Using AI for business disaster response
How is AI being used for business disaster response?
Business disaster preparedness, and response plan strategies can be greatly aided by artificial intelligence. The use of artificial intelligence can provide business continuity an edge by automating IT service management, automated data recovery, and planned disaster recovery. In addition to monitoring emerging trends, AI is also being used to develop more sophisticated tools, such as identifying, quarantining, and removing potentially compromised data after a security breach, or building an emergency notification system. The predictive analytics capabilities of AI give a great competitive advantage in supply chain scenarios such as monitoring cyber-attacks, managing company brands & reputations, monitoring market trends or looking at satellite imagery continuously.
What are the technology's benefits and drawbacks?
Using artificial intelligence and machine learning for disaster recovery, and automating processes to accelerate incident response, and gaining predictive insights to manage disaster recovery are the principal benefits of these technologies, however it is not without challenges.
The limited amount of sufficient and pertinent training data, latent event correlation due to lack of alternative data sources, anomalies & outliers, and unforeseen events (black swans) cannot be predicted with high confidence; therefore, human intervention and keeping adaptive learning in the loop is imperative.
What are some top AI disaster response tools?
Oracle Risk Management Cloud, One Trust, and Fusion framework systems are some of the key business continuity management tools that help organisations maintain operational reliability and resilience. Some of them claim to use advanced analytics capabilities.
How will AI business disaster response likely evolve as the technology improves?
Artificial intelligence, or machine learning, brings a host of benefits to business continuity and disaster response, including augmented intelligence, in which humans and machines can collaborate to upskill employees. Learning by human-in-the-loop suggests ways to collaborate efficiently between humans and machines, as the response evolves.
As enterprise disaster response models evolve, they would focus more on selecting salient human processes for feedback, controlling the quality of human process annotations, and designing annotation interfaces. The business continuity response will mature in creating and selecting better process training data for labelling, object identification, semantic segmentation, triage, and labelling. To properly evaluate and train one's system, it is imperative to identify appropriate data and, as the system evolves, to select annotation quality control methods.
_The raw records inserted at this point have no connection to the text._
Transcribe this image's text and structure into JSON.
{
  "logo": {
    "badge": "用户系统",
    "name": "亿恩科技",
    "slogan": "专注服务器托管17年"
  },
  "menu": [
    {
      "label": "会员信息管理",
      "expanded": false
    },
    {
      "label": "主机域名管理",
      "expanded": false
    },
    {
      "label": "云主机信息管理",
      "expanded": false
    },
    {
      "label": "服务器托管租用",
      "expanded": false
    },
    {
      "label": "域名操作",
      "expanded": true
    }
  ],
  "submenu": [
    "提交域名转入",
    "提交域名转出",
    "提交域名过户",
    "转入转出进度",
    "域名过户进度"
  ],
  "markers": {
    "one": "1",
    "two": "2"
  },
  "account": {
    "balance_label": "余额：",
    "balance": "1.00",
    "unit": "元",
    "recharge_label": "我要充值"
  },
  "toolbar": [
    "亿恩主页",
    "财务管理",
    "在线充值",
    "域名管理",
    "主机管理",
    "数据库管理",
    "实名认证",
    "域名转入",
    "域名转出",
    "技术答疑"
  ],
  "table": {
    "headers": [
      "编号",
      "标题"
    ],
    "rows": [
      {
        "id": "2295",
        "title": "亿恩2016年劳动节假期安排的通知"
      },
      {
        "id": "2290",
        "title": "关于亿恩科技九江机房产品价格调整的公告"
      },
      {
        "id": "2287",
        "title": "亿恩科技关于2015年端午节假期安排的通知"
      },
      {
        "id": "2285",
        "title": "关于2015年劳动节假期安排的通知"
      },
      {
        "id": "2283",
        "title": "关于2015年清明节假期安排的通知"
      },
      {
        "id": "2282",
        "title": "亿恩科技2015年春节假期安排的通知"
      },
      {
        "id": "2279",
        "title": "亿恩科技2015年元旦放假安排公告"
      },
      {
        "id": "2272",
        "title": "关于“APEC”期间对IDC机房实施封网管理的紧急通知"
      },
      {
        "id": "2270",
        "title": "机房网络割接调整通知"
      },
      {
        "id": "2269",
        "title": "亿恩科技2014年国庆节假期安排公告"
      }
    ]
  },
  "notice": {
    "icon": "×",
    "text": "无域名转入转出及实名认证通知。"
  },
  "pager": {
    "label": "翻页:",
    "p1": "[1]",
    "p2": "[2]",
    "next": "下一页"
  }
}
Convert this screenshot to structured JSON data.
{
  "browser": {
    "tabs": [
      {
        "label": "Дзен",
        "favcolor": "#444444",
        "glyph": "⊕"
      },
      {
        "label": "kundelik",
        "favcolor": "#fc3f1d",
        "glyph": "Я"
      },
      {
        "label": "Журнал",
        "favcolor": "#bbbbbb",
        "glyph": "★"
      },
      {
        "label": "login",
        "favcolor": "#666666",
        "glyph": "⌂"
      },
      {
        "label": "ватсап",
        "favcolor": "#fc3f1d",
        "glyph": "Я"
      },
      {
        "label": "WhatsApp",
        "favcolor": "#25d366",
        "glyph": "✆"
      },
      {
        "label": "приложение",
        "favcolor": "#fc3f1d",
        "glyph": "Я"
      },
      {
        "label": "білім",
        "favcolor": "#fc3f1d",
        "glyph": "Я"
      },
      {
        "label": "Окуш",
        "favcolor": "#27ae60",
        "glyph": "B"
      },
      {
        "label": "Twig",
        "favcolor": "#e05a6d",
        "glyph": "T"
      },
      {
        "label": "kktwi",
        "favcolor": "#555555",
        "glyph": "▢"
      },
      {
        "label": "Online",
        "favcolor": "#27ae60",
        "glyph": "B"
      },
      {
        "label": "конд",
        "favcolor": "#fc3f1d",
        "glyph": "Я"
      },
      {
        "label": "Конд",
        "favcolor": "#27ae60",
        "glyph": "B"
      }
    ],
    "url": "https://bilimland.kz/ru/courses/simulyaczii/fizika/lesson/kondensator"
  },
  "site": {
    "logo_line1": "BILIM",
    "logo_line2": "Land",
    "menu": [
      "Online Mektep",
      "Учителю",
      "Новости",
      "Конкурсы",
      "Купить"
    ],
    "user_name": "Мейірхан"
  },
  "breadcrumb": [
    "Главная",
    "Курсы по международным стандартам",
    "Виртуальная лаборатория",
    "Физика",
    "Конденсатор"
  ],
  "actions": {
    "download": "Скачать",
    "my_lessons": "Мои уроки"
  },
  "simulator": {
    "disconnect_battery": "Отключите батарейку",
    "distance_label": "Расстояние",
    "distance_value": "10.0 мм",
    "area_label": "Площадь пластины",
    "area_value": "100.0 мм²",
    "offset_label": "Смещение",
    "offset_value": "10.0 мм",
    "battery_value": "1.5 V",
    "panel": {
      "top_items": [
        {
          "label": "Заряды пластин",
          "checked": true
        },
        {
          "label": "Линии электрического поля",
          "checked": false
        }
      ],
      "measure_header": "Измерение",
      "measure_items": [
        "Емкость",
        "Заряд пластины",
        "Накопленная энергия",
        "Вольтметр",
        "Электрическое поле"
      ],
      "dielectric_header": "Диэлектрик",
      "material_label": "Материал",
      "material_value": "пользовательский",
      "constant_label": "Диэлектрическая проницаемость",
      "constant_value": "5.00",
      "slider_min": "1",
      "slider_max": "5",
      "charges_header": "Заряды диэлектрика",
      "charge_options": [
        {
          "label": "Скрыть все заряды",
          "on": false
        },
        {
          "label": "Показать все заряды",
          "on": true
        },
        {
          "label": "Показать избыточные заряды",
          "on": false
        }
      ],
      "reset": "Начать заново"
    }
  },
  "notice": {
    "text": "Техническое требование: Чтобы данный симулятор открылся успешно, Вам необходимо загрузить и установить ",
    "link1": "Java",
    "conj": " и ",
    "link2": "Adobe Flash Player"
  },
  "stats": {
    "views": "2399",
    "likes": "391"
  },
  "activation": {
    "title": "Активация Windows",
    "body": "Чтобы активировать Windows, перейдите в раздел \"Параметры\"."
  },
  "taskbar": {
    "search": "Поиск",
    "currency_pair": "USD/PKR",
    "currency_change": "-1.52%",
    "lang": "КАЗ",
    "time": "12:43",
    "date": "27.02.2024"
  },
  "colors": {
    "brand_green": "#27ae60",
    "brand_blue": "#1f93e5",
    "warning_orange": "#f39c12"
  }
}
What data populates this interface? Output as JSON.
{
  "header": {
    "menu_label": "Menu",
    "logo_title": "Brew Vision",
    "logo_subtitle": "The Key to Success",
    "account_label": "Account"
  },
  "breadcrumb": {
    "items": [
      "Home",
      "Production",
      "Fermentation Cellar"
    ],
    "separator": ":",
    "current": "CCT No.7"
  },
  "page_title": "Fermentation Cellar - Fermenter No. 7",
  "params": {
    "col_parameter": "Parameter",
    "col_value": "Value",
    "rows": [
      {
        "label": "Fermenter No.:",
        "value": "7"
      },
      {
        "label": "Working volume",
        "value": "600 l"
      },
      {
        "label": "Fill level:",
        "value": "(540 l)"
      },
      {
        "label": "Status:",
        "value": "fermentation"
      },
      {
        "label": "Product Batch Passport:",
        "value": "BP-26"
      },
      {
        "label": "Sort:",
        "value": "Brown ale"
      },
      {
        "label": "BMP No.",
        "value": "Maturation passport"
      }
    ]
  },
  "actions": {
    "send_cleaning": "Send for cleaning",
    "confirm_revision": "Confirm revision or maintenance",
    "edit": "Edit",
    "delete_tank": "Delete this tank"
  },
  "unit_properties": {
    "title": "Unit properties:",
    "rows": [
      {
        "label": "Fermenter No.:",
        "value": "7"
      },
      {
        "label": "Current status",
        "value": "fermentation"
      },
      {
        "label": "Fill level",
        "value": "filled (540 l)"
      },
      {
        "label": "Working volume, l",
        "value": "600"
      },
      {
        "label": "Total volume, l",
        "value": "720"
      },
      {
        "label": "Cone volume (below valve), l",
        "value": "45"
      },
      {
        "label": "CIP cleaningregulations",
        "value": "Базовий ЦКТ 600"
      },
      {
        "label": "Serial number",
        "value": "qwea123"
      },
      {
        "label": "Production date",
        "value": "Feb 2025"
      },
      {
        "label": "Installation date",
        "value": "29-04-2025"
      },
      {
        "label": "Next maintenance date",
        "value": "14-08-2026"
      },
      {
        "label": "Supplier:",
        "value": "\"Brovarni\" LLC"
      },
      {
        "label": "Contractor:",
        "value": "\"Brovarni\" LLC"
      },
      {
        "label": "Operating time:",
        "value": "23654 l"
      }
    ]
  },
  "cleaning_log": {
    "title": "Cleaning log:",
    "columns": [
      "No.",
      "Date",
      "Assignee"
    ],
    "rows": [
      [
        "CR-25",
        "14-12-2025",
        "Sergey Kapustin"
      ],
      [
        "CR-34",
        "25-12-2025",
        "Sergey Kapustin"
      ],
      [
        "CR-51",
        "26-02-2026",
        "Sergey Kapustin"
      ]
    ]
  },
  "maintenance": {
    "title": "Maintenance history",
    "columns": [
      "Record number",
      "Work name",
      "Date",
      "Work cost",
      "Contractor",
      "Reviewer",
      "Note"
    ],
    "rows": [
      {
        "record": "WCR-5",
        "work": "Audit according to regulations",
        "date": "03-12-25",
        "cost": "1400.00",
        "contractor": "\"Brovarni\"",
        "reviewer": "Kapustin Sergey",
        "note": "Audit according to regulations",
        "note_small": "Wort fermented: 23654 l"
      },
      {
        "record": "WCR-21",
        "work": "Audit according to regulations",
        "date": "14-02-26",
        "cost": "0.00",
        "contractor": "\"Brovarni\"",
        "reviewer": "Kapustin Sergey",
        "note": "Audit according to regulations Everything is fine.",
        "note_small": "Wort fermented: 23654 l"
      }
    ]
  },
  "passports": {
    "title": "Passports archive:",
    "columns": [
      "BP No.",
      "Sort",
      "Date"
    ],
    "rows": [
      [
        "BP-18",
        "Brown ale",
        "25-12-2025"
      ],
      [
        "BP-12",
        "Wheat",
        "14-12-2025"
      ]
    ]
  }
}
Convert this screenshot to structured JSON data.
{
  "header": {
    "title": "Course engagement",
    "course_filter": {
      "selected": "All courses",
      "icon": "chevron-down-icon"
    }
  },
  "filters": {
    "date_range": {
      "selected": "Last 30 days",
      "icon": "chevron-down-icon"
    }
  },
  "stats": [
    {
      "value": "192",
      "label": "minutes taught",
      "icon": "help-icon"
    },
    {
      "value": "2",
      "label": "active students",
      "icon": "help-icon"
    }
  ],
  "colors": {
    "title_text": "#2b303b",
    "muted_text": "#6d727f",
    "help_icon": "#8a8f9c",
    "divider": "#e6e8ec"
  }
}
Interfaces can vary depending on the business since you design them to optimise accuracy and efficiency. With technological improvements, such as the advent of transfer learning and self-supervision, the process mining techniques would mature and become more powerful, reaching human parity.
What are the AI's disaster recovery drawbacks, if any?
Artificial intelligence-driven disaster recovery and business continuity responses are challenged by faulty correlations and false positives. Adaptive learning cannot be fully automated due to a lack of sufficient and pertinent training data, latent events, anomalies, and outliers. This necessitates human intervention and continual feedback to keep processes on track.
Is there anything else you would like to add?
Business continuity, disaster recovery, and incident response will certainly look different in the future thanks to AI - providing it protects a company's mission and resources by adding value. AI and cognitive computing being ubiquitous, individual disaster response products provide useful systemic recommendations in specific domains. Several companies with business continuity or disaster recovery offerings are already considering whether AI would be beneficial to their services. Other providers which use AI-based systems would be able to gain a competitive edge and enhance their business continuity and disaster recovery planning processes more effectively.